The Labor Department yesterday ordered a 90 per cent reduction in worker exposure to benzene, a chemical believed to cause leukemia. The department said its action was only the first installment in a new and more agressive effort to rid the workplace of health hazards.
"This is only the beginning," said Eula Bingham, assistant secretary for occupational safety and health, in announcing a temporary emergency standard to cut the permissible level of benzene breathed by more than 150,000 workers in 1,200 refining, rubber, printing and other industrial plants.
It was only the sixth time in the six-year history of the Occupational Safety and Health Administration that an order has been issued putting new standards into effect immediately pending hearings on a permanent regulation. Under normal procedures, new standards cannot take effect until after hearings and assorted other time - consuming steps.
Bingham cited what she called conclusive evidence that benzene, a petroleum derivative that is used in production of rubber, chemicals, detergents and motor fuels, causes leukemia in human beings.
She said a recent survey of exposed workers at two Ohio rubber plants by the National Institute for Occupational Safety and Health showed that the incidence of leukemia among benzene exposed workers was at least five times the normal rate.
No further delay in curbing exposure to benzene could be tolerated, said Bingham, a chemist and environmental health expert who fought for stricter job health standards in private life before President Carter tapped her to head the government's controversial job health and safety program.
The benzene order will take effect May 21.
Rubber workers and others have been pushing for years for protections against benzene as a health hazard and possible carcinogen. An appeal for an emergency order against benzene from the United Rubber Workers and other unions was rejected last year by the Ford administration.
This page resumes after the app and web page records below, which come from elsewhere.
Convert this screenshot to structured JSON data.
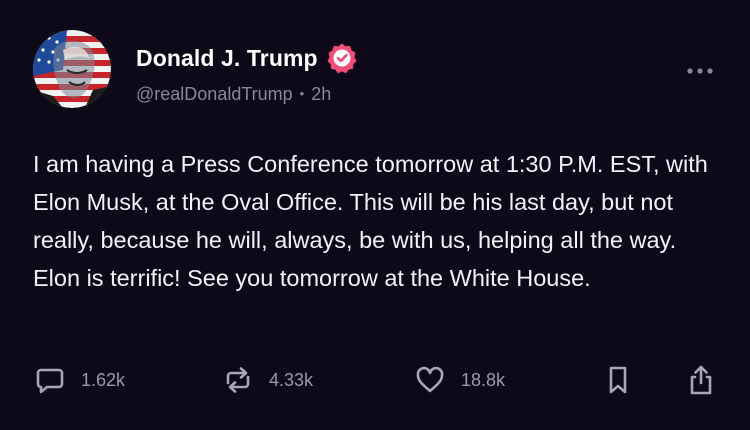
{
  "author": {
    "display_name": "Donald J. Trump",
    "handle": "@realDonaldTrump",
    "separator": "•",
    "timestamp": "2h",
    "verified": true,
    "verified_color": "#ef4d78"
  },
  "post": {
    "text": "I am having a Press Conference tomorrow at 1:30 P.M. EST, with Elon Musk, at the Oval Office. This will be his last day, but not really, because he will, always, be with us, helping all the way. Elon is terrific! See you tomorrow at the White House."
  },
  "actions": {
    "reply": {
      "icon": "reply-icon",
      "count": "1.62k"
    },
    "retruth": {
      "icon": "retruth-icon",
      "count": "4.33k"
    },
    "like": {
      "icon": "heart-icon",
      "count": "18.8k"
    },
    "bookmark": {
      "icon": "bookmark-icon"
    },
    "share": {
      "icon": "share-icon"
    }
  },
  "colors": {
    "background": "#0d0918",
    "text": "#f3f2f6",
    "muted": "#8a8796"
  }
}
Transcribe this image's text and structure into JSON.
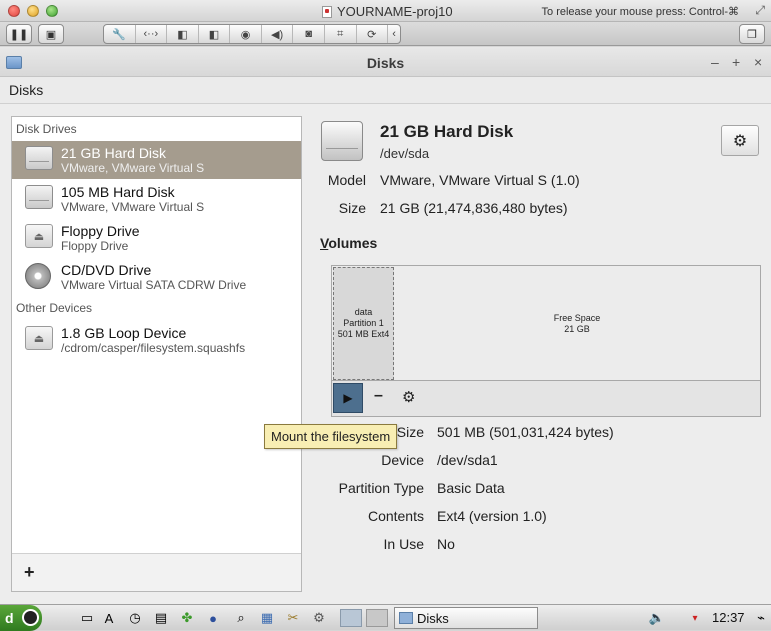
{
  "mac": {
    "title": "YOURNAME-proj10",
    "release_hint": "To release your mouse press: Control-⌘",
    "toolbar_icons": [
      "pause-icon",
      "settings-icon",
      "wrench-icon",
      "network-icon",
      "disk-icon",
      "disk-icon",
      "cd-icon",
      "speaker-icon",
      "camera-icon",
      "usb-icon",
      "sync-icon",
      "chevron-left-icon",
      "window-icon"
    ]
  },
  "window": {
    "title": "Disks",
    "minimize": "–",
    "maximize": "+",
    "close": "×"
  },
  "menubar": {
    "app_menu": "Disks"
  },
  "sidebar": {
    "drives_header": "Disk Drives",
    "drives": [
      {
        "name": "21 GB Hard Disk",
        "sub": "VMware, VMware Virtual S",
        "icon": "hard-disk-icon",
        "selected": true
      },
      {
        "name": "105 MB Hard Disk",
        "sub": "VMware, VMware Virtual S",
        "icon": "hard-disk-icon"
      },
      {
        "name": "Floppy Drive",
        "sub": "Floppy Drive",
        "icon": "eject-icon"
      },
      {
        "name": "CD/DVD Drive",
        "sub": "VMware Virtual SATA CDRW Drive",
        "icon": "optical-disc-icon"
      }
    ],
    "other_header": "Other Devices",
    "other": [
      {
        "name": "1.8 GB Loop Device",
        "sub": "/cdrom/casper/filesystem.squashfs",
        "icon": "eject-icon"
      }
    ],
    "add_button": "+"
  },
  "disk": {
    "title": "21 GB Hard Disk",
    "device": "/dev/sda",
    "model_label": "Model",
    "model_value": "VMware, VMware Virtual S (1.0)",
    "size_label": "Size",
    "size_value": "21 GB (21,474,836,480 bytes)"
  },
  "volumes": {
    "header_underlined": "V",
    "header_rest": "olumes",
    "partition": {
      "line1": "data",
      "line2": "Partition 1",
      "line3": "501 MB Ext4"
    },
    "free": {
      "line1": "Free Space",
      "line2": "21 GB"
    },
    "tooltip": "Mount the filesystem",
    "props": [
      {
        "label": "Size",
        "value": "501 MB (501,031,424 bytes)"
      },
      {
        "label": "Device",
        "value": "/dev/sda1"
      },
      {
        "label": "Partition Type",
        "value": "Basic Data"
      },
      {
        "label": "Contents",
        "value": "Ext4 (version 1.0)"
      },
      {
        "label": "In Use",
        "value": "No"
      }
    ]
  },
  "taskbar": {
    "start_label": "d",
    "window_button": "Disks",
    "clock": "12:37"
  }
}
"I believe this signals a new day for an agency which in the past has been criticized for acting too slowly when lives are at stake," said Labor Secretary Ray Marshall, who joined Bingham at the press conference announcing the new benzene standard.
While labor unions generally praised the benzene order as long overdue, the AFL-CIO Industrial Union Department petitioned the U.S. Court of Appeals here for review on the OSHA's new standard, on grounds that its permissible level of benzene exposures is still too high.
Reaction from affected industries was spotty. Goodyear said many of its facilities already meet the new permissible level. Goodrich said it has always controlled exposure but three of its chemical operations may not be in compliance.
The American Petroleum Institute was "very concerned," especially about limitations on benzene's use in unleaded gasoline, said API's refining director, Raymond Wright. Chris Waisenen, labor law attorney for the U.S. Chamber of Commerce, said the need for some benzene curbs is generally recognized.
The emergency order reduces permissible wroker exposure to benzene from its present level of 10 parts per million parts of air to one part per million, based on an eight-hour average, and eliminates the peak level of 50 parts per million for any 15-minute period.
It also requires employers to measure worker exposure to benzene, provide workers with protective equipment and clothing, and institute medical surveillance, educational training and strict record-keeping programs.
OSHA officials estimated the costs of meeting the emergency standards at about $40 million for all the affected industries.